Zone 1 National Rail & Underground
The adjacent National Rail stations of Kings Cross and St Pancras International are served by a single Underground station named King's Cross St Pancras. This has the distinction of being on more Underground lines than any other station on the network.
Euston is only ½ mile from St Pancras International and Kings Cross so it is reasonable to walk between the stations and this is easier than going down to the Underground and back up again to travel just one stop. A recommended walking route via Brill Place and Phoenix Road is shown on the map, this is less crowded than Euston Road. There are frequent buses (from stop A) along Euston Road but since you need to cross this busy road at both ends it is simpler to walk to Euston.
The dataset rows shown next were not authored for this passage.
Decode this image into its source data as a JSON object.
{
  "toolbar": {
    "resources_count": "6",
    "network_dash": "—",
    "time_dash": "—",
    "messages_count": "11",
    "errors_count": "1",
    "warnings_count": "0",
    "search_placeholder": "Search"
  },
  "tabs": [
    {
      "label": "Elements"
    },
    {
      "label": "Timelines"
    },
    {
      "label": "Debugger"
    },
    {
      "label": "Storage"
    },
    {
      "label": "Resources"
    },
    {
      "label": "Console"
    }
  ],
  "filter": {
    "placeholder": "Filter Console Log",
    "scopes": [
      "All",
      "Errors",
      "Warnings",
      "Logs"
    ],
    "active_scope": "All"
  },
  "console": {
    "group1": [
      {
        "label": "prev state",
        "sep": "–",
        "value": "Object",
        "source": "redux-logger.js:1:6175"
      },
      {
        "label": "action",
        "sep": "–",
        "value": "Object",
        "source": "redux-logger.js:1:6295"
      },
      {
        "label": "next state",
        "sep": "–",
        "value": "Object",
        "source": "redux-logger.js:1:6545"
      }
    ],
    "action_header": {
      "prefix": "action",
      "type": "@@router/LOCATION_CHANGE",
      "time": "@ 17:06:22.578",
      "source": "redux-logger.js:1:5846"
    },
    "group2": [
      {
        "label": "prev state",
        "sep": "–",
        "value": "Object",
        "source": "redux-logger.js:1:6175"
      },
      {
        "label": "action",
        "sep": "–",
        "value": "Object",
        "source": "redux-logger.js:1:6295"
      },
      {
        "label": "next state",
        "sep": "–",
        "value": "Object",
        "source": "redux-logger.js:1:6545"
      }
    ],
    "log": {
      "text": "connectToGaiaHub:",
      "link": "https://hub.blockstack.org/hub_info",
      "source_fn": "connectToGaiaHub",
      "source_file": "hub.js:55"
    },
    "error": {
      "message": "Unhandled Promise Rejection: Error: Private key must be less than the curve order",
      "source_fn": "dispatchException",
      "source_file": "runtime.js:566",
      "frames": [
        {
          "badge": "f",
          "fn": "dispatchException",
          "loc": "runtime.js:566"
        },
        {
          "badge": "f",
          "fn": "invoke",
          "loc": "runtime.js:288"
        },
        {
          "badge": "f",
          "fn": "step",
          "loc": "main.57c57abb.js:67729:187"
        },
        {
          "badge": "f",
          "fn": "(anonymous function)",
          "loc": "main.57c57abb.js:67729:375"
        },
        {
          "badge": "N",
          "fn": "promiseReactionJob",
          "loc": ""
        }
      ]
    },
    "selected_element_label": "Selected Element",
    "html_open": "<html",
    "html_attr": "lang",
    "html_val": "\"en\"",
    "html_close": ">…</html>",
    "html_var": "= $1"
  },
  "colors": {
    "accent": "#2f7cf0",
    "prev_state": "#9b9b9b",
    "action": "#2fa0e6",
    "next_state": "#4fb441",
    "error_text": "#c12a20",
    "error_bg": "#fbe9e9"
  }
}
The Sir John Ritblat Gallery hosts a permanent display of the Library's greatest treasures including
sacred texts, maps, early printing, literary, historical, scientific and musical works from around the world.
The Magna Carta can be seen and displays explain its significance.
Philatelic exhibition of some of the world's rarest and most significant stamps.
Café and Restaurant.
Open Daily 1000-1700.
This museum, housed in a former ice warehouse, tells the story of London's canals and the ice trade.
Discover how people lived and worked on a traditional narrowboat and how horses were used to pull the boats.
Open WThFSSu & BH 1000-1630.
Two acres of wild green space created from an old coal yard on the banks of the Regent's Canal.
The reserve includes pond, meadow and woodland habitats which provide a home for birds, butterflies, amphibians
and a rich variety of plant life. Visitor Centre and picnic area.
Open WThFSSu 1000-1600.
The museum tells the story of the Foundling Hospital, Britain's first children's charity, founded by
Thomas Coram in 1739. The museum houses significant collections of 18th century art, furniture, clocks
and historical documents. A major collection relates to the life and work of composer George Frideric Handel.
Open TWThFS 1000-1700, Sun 1100-1700.
Founded in 1753, the British Museum's extensive collection covers two million years of human history.
Iconic objects include the Rosetta Stone, the Parthenon sculptures, the Lewis Chessmen and Egyptian mummies.
Cafés and Restaurant. Admission free but there are charges for some special exhibitions.
Open Daily 1000-1730.
Bus 73 and 390 from stop A to Tottenham Court Road, 'Stephen Street' stop. Daily, about 10 minutes journey, about every 5 minutes.
Note that Russell Square Underground station (Piccadilly line) is nearby.
The home of Charles Dickens from 1837 until 1839, he described it as 'my house in town'.
Some of his best-loved novels were written here, including Oliver Twist.
The softly lit rooms contain many objects from the Victorian period. Café.
Open WThFSSu 1000-1700 (last admission 1600).
Bus 46 from stops S and D to Gray's Inn Road, Coley Street (next stop after Eastman Dental Hospital). Daily, 5-10 minutes journey, every 10-15 minutes.
The Museum covers nearly 400 years of postal history. Café.
Across the road is Mail Rail, an exhibition and ride on the underground railway built to transport mail.
Open WThFSSu 1000-1700.
Bus see Charles Dickens Museum above.
Promoted as for 'the incurably curious', the unique mix of galleries and events explore the connections
between medicine, life and art in the past, present and future. Admission free. Café.
Open TWThFSSu 1000-1800.
Permanent displays and changing exhibitions of contemporary and historical art from Asia, Africa
and the Middle East. Japanese Roof Garden. Admission free.
Open please see website.
A teaching collection of skeletons, mounted animals and specimens preserved in fluid covering the
whole Animal Kingdom. Admission free.
Open TWThFS 1300-1700.
An archaeological collection illustrating life in the Nile Valley.
Open TWThFS 1300-1700.